American Heritage® Dictionary of the English Language, Fourth Edition
- v. Slang To understand profoundly through intuition or empathy.
- v. transitive, slang To have or to have acquired an intuitive understanding of; to know (something) without having to think (such as knowing the number of objects in a collection without needing to count them: see subitize).
- v. transitive, slang To fully and completely understand something in all its details and intricacies.
- v. get the meaning of something
- Coined by Robert A. Heinlein in his novel Stranger in a Strange Land (1961) in which the word is described as being from the word for “to drink” and, figuratively, “to drink in all available aspects of reality”, “to become one with the observed” in Heinlein’s fictitious Martian language. (Wiktionary)
- Coined by Robert A. Heinlein in his Stranger in a Strange Land. (American Heritage® Dictionary of the English Language, Fourth Edition)
“For those of you who read Robert Heinlein, you will realize that I stole the term grok from his novel, Strangers In A Strange Land, which was practically required reading for hippies.”
“A techi geek word, to grok is a coinage of science-fiction writer R.A. Heinlein, meaning to understand something thoroughly by having empathy with it.”
“I actually think that this is part of the secret of our success -- we write headlines like wire-service stringers, headlines that are meant to be easy to grok from a cluster of RSS links, search-results, and so on.”
“But what is up with the word grok turning up in that article, and so many others lately?”
“An emblem of this book's influence: the word "grok"--Martian for complete, instinctive understanding--has entered the language and a dictionary or two.”
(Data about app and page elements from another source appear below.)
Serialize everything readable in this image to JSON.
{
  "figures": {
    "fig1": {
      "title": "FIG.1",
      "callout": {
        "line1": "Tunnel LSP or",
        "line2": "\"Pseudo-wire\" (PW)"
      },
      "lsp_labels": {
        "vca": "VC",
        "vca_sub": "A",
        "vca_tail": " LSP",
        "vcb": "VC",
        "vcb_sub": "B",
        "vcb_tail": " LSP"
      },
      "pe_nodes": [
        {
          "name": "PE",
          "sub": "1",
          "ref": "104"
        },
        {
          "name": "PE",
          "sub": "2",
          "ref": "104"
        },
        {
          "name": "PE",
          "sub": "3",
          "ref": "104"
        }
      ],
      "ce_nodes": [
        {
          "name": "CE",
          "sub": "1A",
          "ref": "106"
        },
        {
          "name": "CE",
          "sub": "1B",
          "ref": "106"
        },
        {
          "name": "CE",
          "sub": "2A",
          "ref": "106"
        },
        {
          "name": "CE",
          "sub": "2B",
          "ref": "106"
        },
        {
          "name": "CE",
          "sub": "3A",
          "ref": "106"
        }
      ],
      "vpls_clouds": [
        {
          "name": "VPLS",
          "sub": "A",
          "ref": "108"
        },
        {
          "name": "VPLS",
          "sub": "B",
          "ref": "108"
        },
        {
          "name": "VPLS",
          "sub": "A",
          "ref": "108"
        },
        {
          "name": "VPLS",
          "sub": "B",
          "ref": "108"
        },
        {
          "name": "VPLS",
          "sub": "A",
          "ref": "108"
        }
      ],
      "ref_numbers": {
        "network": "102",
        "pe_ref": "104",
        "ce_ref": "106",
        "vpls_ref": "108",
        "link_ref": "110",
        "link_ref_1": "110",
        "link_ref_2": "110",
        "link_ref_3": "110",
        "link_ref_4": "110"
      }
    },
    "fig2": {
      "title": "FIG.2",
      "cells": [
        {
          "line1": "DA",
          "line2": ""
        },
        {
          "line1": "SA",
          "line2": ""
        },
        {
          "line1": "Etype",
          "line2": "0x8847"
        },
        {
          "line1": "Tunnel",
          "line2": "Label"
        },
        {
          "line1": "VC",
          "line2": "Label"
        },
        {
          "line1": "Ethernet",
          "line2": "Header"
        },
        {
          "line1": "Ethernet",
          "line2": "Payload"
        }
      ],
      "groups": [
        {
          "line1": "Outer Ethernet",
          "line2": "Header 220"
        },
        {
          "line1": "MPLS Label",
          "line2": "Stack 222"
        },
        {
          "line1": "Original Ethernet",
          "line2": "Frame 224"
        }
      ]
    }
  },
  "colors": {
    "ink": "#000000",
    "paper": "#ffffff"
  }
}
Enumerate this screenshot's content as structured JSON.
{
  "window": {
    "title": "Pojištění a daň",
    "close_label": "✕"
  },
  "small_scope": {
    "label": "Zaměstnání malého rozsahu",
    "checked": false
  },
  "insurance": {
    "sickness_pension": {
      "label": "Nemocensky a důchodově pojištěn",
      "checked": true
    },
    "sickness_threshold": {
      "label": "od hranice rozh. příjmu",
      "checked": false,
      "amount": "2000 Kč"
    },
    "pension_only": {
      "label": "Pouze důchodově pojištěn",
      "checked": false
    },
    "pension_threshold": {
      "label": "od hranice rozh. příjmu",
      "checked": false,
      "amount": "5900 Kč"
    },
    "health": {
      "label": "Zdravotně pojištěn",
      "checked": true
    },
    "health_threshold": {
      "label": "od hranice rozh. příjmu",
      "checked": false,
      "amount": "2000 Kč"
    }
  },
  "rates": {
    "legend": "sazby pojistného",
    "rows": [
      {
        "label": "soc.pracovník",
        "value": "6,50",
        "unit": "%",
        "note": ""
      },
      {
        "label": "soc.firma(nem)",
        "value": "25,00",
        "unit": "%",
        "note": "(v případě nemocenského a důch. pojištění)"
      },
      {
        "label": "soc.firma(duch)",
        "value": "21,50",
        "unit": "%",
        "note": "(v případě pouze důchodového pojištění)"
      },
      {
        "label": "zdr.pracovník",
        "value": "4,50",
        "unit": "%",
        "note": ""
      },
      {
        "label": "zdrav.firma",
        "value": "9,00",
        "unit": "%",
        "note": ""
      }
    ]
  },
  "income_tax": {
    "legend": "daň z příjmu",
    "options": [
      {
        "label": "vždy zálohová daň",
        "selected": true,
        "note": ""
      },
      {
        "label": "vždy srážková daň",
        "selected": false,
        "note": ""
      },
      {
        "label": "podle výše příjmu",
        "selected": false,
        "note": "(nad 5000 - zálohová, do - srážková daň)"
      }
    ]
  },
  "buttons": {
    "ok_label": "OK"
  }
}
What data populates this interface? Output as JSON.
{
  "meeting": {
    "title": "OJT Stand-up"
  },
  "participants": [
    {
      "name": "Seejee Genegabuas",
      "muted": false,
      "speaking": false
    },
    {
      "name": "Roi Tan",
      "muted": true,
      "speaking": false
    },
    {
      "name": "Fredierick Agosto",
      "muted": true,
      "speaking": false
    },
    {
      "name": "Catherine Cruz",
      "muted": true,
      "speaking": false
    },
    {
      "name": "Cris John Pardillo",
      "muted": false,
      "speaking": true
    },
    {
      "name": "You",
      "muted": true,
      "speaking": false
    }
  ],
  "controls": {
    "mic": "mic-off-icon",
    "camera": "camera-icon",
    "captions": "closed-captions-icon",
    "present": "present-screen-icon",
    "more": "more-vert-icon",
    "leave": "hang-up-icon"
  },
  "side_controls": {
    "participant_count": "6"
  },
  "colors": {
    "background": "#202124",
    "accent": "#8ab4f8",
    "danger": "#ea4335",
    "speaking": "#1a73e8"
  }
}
“... calling grok a friendly packaged zope is like calling a pirahna a friendly packaged shark.”
“I might agree somewhat with whatever it is that you are trying to say if I could understand what it is you are trying to say, but unless you can fill out your thoughts into a cogent paragraph, I won't be able to 'grok' your thoughts.”
“What is interesting about this word choice is that I think the vast majority of Americans can follow what she is saying, but only a small percentage truly "grok" the meaning.”
“When ET wrote, had to have all my medical and biology textbooks on hand in order to "grok" his postings.”
“But I think your use of "grok" is a misnomer, given that "understand" and "grok" are only superficially synonymous.”
These user-created lists contain the word ‘grok’.
Ever play "Words With Friends" with someone and they throw down some strange, unlikely group of letters that makes even the most mild and squeaky clean tongued person say "whiskey tango foxtrot"? ...
Wonderful words or phrases authors have invented
MSA41108 Certificate IV in Competitive manufacturing
1999 Â· 2000 Â· 2001 Â· 2002 Â· 2003 Â· 2004 Â· 2005 Â· 2006 Â· 2007 Â· 2008
words wot i already knew
words learnt from the Internet
Everyone's got their favorites. Here are some of mine.
Words that I like.
Many may be lexicographically impotent due to a lack of citations and definition. Hopefully I'll be able to rectify this eventually.
Looking for tweets for grok.